One of the most well-known sushi restaurants in Tsukiji is Daiwa. Located in the small streets outside the market, it is pretty easy to spot from afar, given its menacing wraparound queue.
A tight squeeze!
We went with the omakase, which comes with 7 pieces and 1 roll. It soon becomes obvious that the main focus here is the fish - all very fresh and good; the rice is nothing to speak of. Though they score high in the flavor department, the pieces are rather roughly cut and sloppily assembled. My favorites were the uni and the soft, delicate anago.
I absolutely despise waiting for food, and we ended up waiting around an hour before we got our seats. Was the rigmarole worth it? Absolutely. If a restaurant had to embody the frenetic pace and rubber-necking of Tsukiji, this would be it.
大和 - Daiwa Sushi
Been pretty busy with travel, life, and whatnot; this post will be the last of Barcelona. Anyway - markets are all good, but what happens if you don't cook? Eat someone else's cooking (story of my life). Bar Pinotxo and El Quim are the most well-known of the tapas bars in La Boqueria. Juanito Bayen is the owner of Bar Pinotxo, which occupies some precious real estate near the main entrance of the market. This jolly man is in his 70s, but has more zest of life than most of my 20-something peers.
Signature vest and thumbs
It really is a feat how the man and his nephew deal with all the vague orders; customers just seem to point at ingredients and mutter things in broken Spanish. I guess the trick is that they don't really know what they're getting either. Regardless, anything Juanito serves up tends to be fresh and pretty tasty.
El Quim de la Boqueria
El Quim occupies some less lucrative real estate near the middle of the market, right near the entrance to the seafood section. Its specialty is runny fried eggs with baby squids in its ink: what I would deem a most genius breakfast dish.
Tortillas - omelettes
Chipiron a la plancha - Baby squid seared on a flatiron griddle w/ sherry vinaigrette. El Quim's signature dish actually comes with fried egg, but this alone was delicious in all its inky glory.

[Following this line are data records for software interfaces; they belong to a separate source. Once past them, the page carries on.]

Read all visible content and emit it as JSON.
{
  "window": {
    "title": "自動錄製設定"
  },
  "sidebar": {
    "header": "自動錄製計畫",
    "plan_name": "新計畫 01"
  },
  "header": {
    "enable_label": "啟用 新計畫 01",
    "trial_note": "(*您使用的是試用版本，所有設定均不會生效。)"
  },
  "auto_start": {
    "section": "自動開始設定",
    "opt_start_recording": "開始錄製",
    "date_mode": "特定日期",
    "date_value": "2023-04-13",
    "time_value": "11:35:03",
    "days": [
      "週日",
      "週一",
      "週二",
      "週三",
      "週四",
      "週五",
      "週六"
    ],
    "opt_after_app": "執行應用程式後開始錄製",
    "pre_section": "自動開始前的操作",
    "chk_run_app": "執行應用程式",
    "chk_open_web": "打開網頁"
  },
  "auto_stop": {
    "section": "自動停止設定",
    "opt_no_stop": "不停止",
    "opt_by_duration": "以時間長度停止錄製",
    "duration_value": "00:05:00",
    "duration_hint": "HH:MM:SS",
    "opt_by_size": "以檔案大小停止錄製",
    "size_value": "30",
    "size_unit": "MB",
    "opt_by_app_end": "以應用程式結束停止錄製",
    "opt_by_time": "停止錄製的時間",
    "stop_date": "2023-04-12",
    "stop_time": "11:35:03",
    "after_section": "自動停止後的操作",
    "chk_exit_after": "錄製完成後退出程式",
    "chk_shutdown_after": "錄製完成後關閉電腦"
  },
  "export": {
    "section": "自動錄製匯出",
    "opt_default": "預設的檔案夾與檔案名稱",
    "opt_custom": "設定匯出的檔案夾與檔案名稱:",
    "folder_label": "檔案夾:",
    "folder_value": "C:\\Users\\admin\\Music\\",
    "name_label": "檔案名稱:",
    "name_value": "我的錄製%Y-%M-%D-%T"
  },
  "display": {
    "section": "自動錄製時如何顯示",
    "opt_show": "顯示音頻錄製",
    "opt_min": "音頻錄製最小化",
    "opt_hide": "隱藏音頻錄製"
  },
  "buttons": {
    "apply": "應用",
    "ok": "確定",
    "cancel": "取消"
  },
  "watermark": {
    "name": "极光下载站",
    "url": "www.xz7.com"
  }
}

Champiñones - Sauteed mixed mushrooms with honey. What I immediately labeled the "burnt mushroom crème brulée." Would not order this one again.
Sardinas a la plancha - Brokeback mountain of sardines. Fresh sardines grilled to achieve a layer of delicate, crispy skin along with a dash of sea salt. Breakfast was a great success.
La Boqueria 466-467,
La Rambla 89
El Quim de la Boqueria
La Boqueria 586-606,
La Rambla 101
La Boqueria is one of the world's most iconic food markets - a huge, bustling public bazaar featuring a wide variety of very fresh fruits and vegetables, seafood, meats, and dairy products. The selection is diverse enough to make even the most decisive of shoppers fall victim to paralysis of choice. Though it is located right on La Rambla, the market is still very much frequented by locals. The energy in this place is incredible; it really is quite something to pause and take in all the sights, sounds and smells around you. But, when and if you decide to gawk, beware the aggressive old ladies with stroller carts - a sure fixture in any notable food market around the world; what a strange phenomenon.
Butcherettes cutting meat with as much gusto as their male counterparts
The famous egg stall that everyone takes a picture of